What you will do: Only lines containing "circle" belong in the answer, each copied from the entries below.

::: Exercise material :::

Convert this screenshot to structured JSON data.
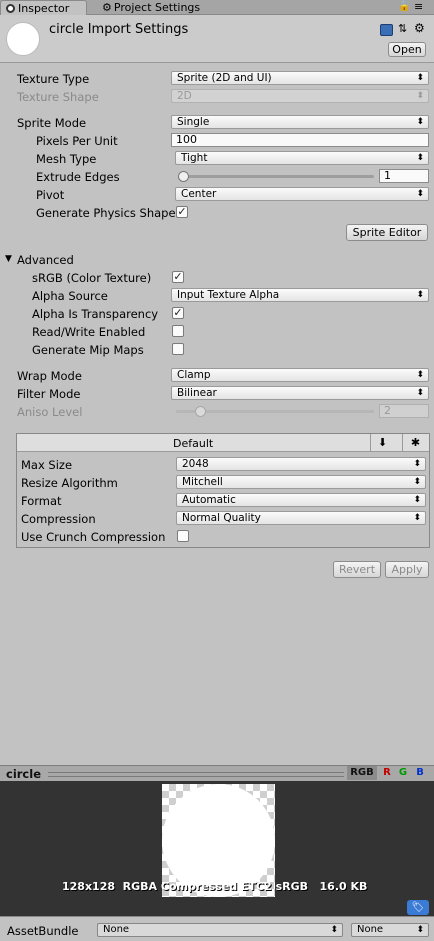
{
  "tabs": [
    {
      "label": "Inspector"
    },
    {
      "label": "Project Settings"
    }
  ],
  "header": {
    "title": "circle Import Settings",
    "open_label": "Open"
  },
  "texture_type": {
    "label": "Texture Type",
    "value": "Sprite (2D and UI)"
  },
  "texture_shape": {
    "label": "Texture Shape",
    "value": "2D"
  },
  "sprite_mode": {
    "label": "Sprite Mode",
    "value": "Single"
  },
  "pixels_per_unit": {
    "label": "Pixels Per Unit",
    "value": "100"
  },
  "mesh_type": {
    "label": "Mesh Type",
    "value": "Tight"
  },
  "extrude_edges": {
    "label": "Extrude Edges",
    "value": "1"
  },
  "pivot": {
    "label": "Pivot",
    "value": "Center"
  },
  "generate_physics_shape": {
    "label": "Generate Physics Shape",
    "checked": true
  },
  "sprite_editor_label": "Sprite Editor",
  "advanced": {
    "label": "Advanced",
    "srgb": {
      "label": "sRGB (Color Texture)",
      "checked": true
    },
    "alpha_source": {
      "label": "Alpha Source",
      "value": "Input Texture Alpha"
    },
    "alpha_is_transparency": {
      "label": "Alpha Is Transparency",
      "checked": true
    },
    "read_write": {
      "label": "Read/Write Enabled",
      "checked": false
    },
    "mip_maps": {
      "label": "Generate Mip Maps",
      "checked": false
    }
  },
  "wrap_mode": {
    "label": "Wrap Mode",
    "value": "Clamp"
  },
  "filter_mode": {
    "label": "Filter Mode",
    "value": "Bilinear"
  },
  "aniso_level": {
    "label": "Aniso Level",
    "value": "2"
  },
  "platform": {
    "tab_label": "Default",
    "max_size": {
      "label": "Max Size",
      "value": "2048"
    },
    "resize_algorithm": {
      "label": "Resize Algorithm",
      "value": "Mitchell"
    },
    "format": {
      "label": "Format",
      "value": "Automatic"
    },
    "compression": {
      "label": "Compression",
      "value": "Normal Quality"
    },
    "crunch": {
      "label": "Use Crunch Compression",
      "checked": false
    }
  },
  "revert_label": "Revert",
  "apply_label": "Apply",
  "preview": {
    "name": "circle",
    "channels": [
      "RGB",
      "R",
      "G",
      "B"
    ],
    "channel_colors": [
      "#000000",
      "#c40000",
      "#009a00",
      "#0033cc"
    ],
    "info": "128x128  RGBA Compressed ETC2 sRGB   16.0 KB"
  },
  "asset_bundle": {
    "label": "AssetBundle",
    "value": "None",
    "variant": "None"
  }
}
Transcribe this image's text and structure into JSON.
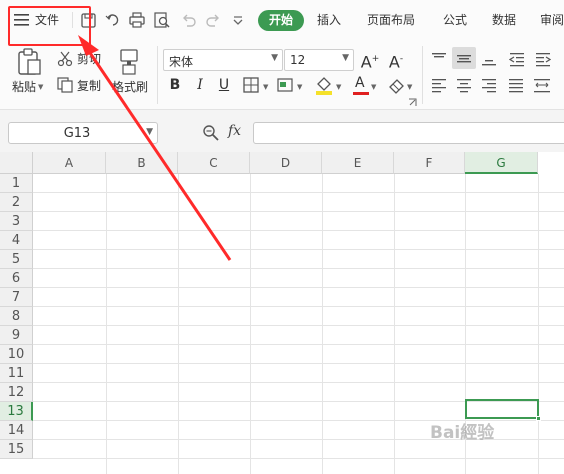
{
  "menubar": {
    "menu_icon": "hamburger-menu-icon",
    "file_label": "文件",
    "quick_access": [
      "save-icon",
      "undo-history-icon",
      "print-icon",
      "print-preview-icon",
      "undo-icon",
      "redo-icon",
      "customize-dropdown-icon"
    ],
    "tabs": [
      {
        "label": "开始",
        "active": true
      },
      {
        "label": "插入"
      },
      {
        "label": "页面布局"
      },
      {
        "label": "公式"
      },
      {
        "label": "数据"
      },
      {
        "label": "审阅"
      }
    ]
  },
  "ribbon": {
    "paste_label": "粘贴",
    "cut_label": "剪切",
    "copy_label": "复制",
    "format_painter_label": "格式刷",
    "font_name": "宋体",
    "font_size": "12",
    "bold_label": "B",
    "italic_label": "I",
    "underline_label": "U",
    "font_color_label": "A"
  },
  "formula_bar": {
    "name_box": "G13",
    "fx_label": "fx",
    "formula_value": ""
  },
  "sheet": {
    "columns": [
      "A",
      "B",
      "C",
      "D",
      "E",
      "F",
      "G"
    ],
    "selected_column": "G",
    "rows": [
      "1",
      "2",
      "3",
      "4",
      "5",
      "6",
      "7",
      "8",
      "9",
      "10",
      "11",
      "12",
      "13",
      "14",
      "15"
    ],
    "selected_row": "13",
    "active_cell": "G13"
  },
  "colors": {
    "accent": "#3c9a52",
    "annotation": "#ff2a2a"
  },
  "watermark": "Bai經验"
}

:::

Reply:
    "title": "circle Import Settings",
    "name": "circle",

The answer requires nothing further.